- Custom fines and duties (due to errors and omissions) including delays,
- Third-party liabilities (such as legal expenses, mitigation costs, debris removal, etc.),
- Port authorities for any breach of regulation or duties,
- Uncollected or abandoned cargo,
- Financial claims from shippers and receivers,
- Services outsourced (such as distribution, storage, haulage, packaging, etc.)
- Damages or loses due to fire, explosion, or other natural calamities,
- Legal protection services to tackle unjustified third-party claims,
- Coverage for personal injury or employee injury during operations,
- Damage repair and lost units,
- Recovery and maintenance costs (full cover), etc.
During insurance claim, your underwriter may assess several risk and liability factors, such as:
- Cargo details (type of cargo being shipped, the value of goods, how it is packed, reefers or normal containers, etc.)
- Type of Service (How is the cargo transported, warehousing options, etc.)
- Subcontractors Involved (their credibility, contracts, etc.)
- Receipt of the freight (including payments to subcontractors, fines, duties, tax, etc.)
- Other important documents (mainly Bill of Lading, and any other contract involved)
- Before you choose a company for insurance, there are few factors that you need to consider:
1. Know your exact requirements: You need to have complete details about the shipment and your needs, before getting insurance.

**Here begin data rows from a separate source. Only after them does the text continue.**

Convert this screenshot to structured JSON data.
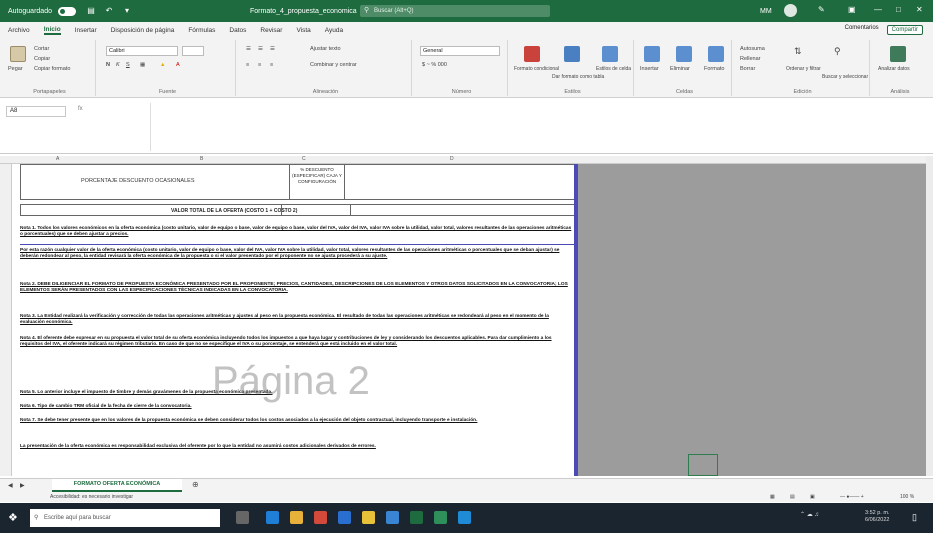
{
  "titlebar": {
    "autosave_label": "Autoguardado",
    "document_title": "Formato_4_propuesta_economica",
    "search_placeholder": "Buscar (Alt+Q)",
    "user_initials": "MM"
  },
  "ribbon_tabs": [
    "Archivo",
    "Inicio",
    "Insertar",
    "Disposición de página",
    "Fórmulas",
    "Datos",
    "Revisar",
    "Vista",
    "Ayuda"
  ],
  "ribbon_right": {
    "comments": "Comentarios",
    "share": "Compartir"
  },
  "ribbon_groups": {
    "clipboard": {
      "label": "Portapapeles",
      "paste": "Pegar",
      "cut": "Cortar",
      "copy": "Copiar",
      "format_painter": "Copiar formato"
    },
    "font": {
      "label": "Fuente",
      "font_name": "Calibri"
    },
    "alignment": {
      "label": "Alineación",
      "wrap": "Ajustar texto",
      "merge": "Combinar y centrar"
    },
    "number": {
      "label": "Número",
      "format": "General"
    },
    "styles": {
      "label": "Estilos",
      "conditional": "Formato condicional",
      "table": "Dar formato como tabla",
      "cell_styles": "Estilos de celda"
    },
    "cells": {
      "label": "Celdas",
      "insert": "Insertar",
      "delete": "Eliminar",
      "format": "Formato"
    },
    "editing": {
      "label": "Edición",
      "autosum": "Autosuma",
      "fill": "Rellenar",
      "clear": "Borrar",
      "sort": "Ordenar y filtrar",
      "find": "Buscar y seleccionar"
    },
    "analysis": {
      "label": "Análisis",
      "analyze": "Analizar datos"
    }
  },
  "formula_bar": {
    "name_box": "A8",
    "fx": "fx"
  },
  "sheet": {
    "header_label": "PORCENTAJE DESCUENTO OCASIONALES",
    "column_box": "% DESCUENTO (ESPECIFICAR) CAJA Y CONFIGURACIÓN",
    "total_label": "VALOR TOTAL DE LA OFERTA (COSTO 1 + COSTO 2)",
    "notes": [
      "Nota 1. Todos los valores económicos en la oferta económica (costo unitario, valor de equipo o base, valor de equipo o base, valor del IVA, valor del IVA, valor IVA sobre la utilidad, valor total, valores resultantes de las operaciones aritméticas o porcentuales) que se deben ajustar a precios.",
      "Por esta razón cualquier valor de la oferta económica (costo unitario, valor de equipo o base, valor del IVA, valor IVA sobre la utilidad, valor total, valores resultantes de las operaciones aritméticas o porcentuales que se deban ajustar) se deberán redondear al peso, la entidad revisará la oferta económica de la propuesta o si el valor presentado por el proponente no se ajusta procederá a su ajuste.",
      "Nota 2. DEBE DILIGENCIAR EL FORMATO DE PROPUESTA ECONÓMICA PRESENTADO POR EL PROPONENTE; PRECIOS, CANTIDADES, DESCRIPCIONES DE LOS ELEMENTOS Y OTROS DATOS SOLICITADOS EN LA CONVOCATORIA; LOS ELEMENTOS SERÁN PRESENTADOS CON LAS ESPECIFICACIONES TÉCNICAS INDICADAS EN LA CONVOCATORIA.",
      "Nota 3. La Entidad realizará la verificación y corrección de todas las operaciones aritméticas y ajustes al peso en la propuesta económica. El resultado de todas las operaciones aritméticas se redondeará al peso en el momento de la evaluación económica.",
      "Nota 4. El oferente debe expresar en su propuesta el valor total de su oferta económica incluyendo todos los impuestos a que haya lugar y contribuciones de ley y considerando los descuentos aplicables. Para dar cumplimiento a los requisitos del IVA, el oferente indicará su régimen tributario. En caso de que no se especifique el IVA o su porcentaje, se entenderá que está incluido en el valor total.",
      "Nota 5. Lo anterior incluye el impuesto de timbre y demás gravámenes de la propuesta económica presentada.",
      "Nota 6. Tipo de cambio TRM oficial de la fecha de cierre de la convocatoria.",
      "Nota 7. Se debe tener presente que en los valores de la propuesta económica se deben considerar todos los costos asociados a la ejecución del objeto contractual, incluyendo transporte e instalación.",
      "La presentación de la oferta económica es responsabilidad exclusiva del oferente por lo que la entidad no asumirá costos adicionales derivados de errores."
    ]
  },
  "watermark": "Página 2",
  "sheet_tab": "FORMATO OFERTA ECONÓMICA",
  "status": {
    "accessibility": "Accesibilidad: es necesario investigar",
    "zoom": "100 %"
  },
  "taskbar": {
    "search_placeholder": "Escribe aquí para buscar",
    "time": "3:52 p. m.",
    "date": "6/06/2022"
  }
}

The insurance depends on the modes of transport being used, risks involved, customs duties, etc.
2. Check the ‘inclusion’ and ‘exclusion’ list: It is extremely important to know what terms are included in the policy. On the contrary, do ask your insurance provider about what is not covered under the insurance and whether you can cover that through extra charges.
3. Be assured of the credibility of the insurer: The company providing the insurance should posses a good track record in meeting claims.

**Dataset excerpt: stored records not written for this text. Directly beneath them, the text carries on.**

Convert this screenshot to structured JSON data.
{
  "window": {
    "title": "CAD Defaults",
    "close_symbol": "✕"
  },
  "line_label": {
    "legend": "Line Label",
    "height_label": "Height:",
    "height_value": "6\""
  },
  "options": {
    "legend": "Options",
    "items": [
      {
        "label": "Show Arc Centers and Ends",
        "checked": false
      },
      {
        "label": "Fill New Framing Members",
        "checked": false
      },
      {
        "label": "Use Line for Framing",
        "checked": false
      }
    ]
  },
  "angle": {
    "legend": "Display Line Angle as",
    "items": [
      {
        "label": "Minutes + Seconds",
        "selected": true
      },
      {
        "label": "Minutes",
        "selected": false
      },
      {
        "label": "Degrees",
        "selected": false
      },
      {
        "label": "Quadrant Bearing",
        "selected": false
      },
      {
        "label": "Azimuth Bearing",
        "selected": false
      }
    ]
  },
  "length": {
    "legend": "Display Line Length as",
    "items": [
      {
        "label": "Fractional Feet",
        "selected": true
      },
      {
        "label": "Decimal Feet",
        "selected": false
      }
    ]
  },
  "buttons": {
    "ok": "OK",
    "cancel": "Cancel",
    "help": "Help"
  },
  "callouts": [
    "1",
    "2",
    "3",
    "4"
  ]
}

4. Check the excess: Generally it is a percentage suggested by insurance company, lower the excess higher the claim benefits.
If you have any doubts or questions, don’t hesitate to ask the insurer about your concerns. We never know the risks and circumstances that may arise. Having Freight Forwarders Liability Insurance is a huge relief by reducing the risks involved and providing loss coverage.
However, as we all know the Freight Forwarders Liability is limited. For example under Hague-Visby rules which Sri Lanka too is a ratified country through its ‘Carriage of Goods by Sea Act of 1982,’ Forwarders Liability is limited to 2SDR (Special Drawing Rights) per kilo of the goods lost or damaged. It will be the same scenario in other modes of transport as well, e.g. Air freight mode will have such limitations through its governing laws such as Montreal Convention or Warsaw Convention. Also on road and rail transportation liability limitations are sealed through CMR or COTIF conventions.
In transportation, the arrival times are not guaranteed. However, if a freight forwarder is held liable in respect of delay, the liability of the freight forwarder shall be limited to double the transport covered by the Bills of Lading, or to the value of the goods as deemed above, whichever is less.
However the freight forwarder shall be relieved of liability for any loss or damage if such loss or damage caused by:
a. An act or omission of the merchant from whom the freight forwarder took the goods in charge.
b. Insufficiency of defective condition of the packaging or marks and numbers.
c. Inherent vice of the goods.
d. Strike, lockout, stoppage or restraint of labour which freight forwarder could not avoid by exercise of reasonable diligence.
Logistics industry will require special coverage for specialised shipments;
a. Annual, open and short term cargo insurance for domestic and international shipments
b. Complex, higher hazard, nonstandard and unusual cargo risk solutions
c. Fine art and valuable goods covers
d. Marine storage insurance
e. Project cargo with optional cover for consequential loss
f. Shipment insurance products for higher volume and lower value deliveries
g. Single shipment cargo insurance
In spite of all above advantages, one can still think that insurance premium paid for Freight Forwarders Liability Cover is still a cost and not an advantage, thus the premium is paid just to fulfil regulations and other requirements of authorities.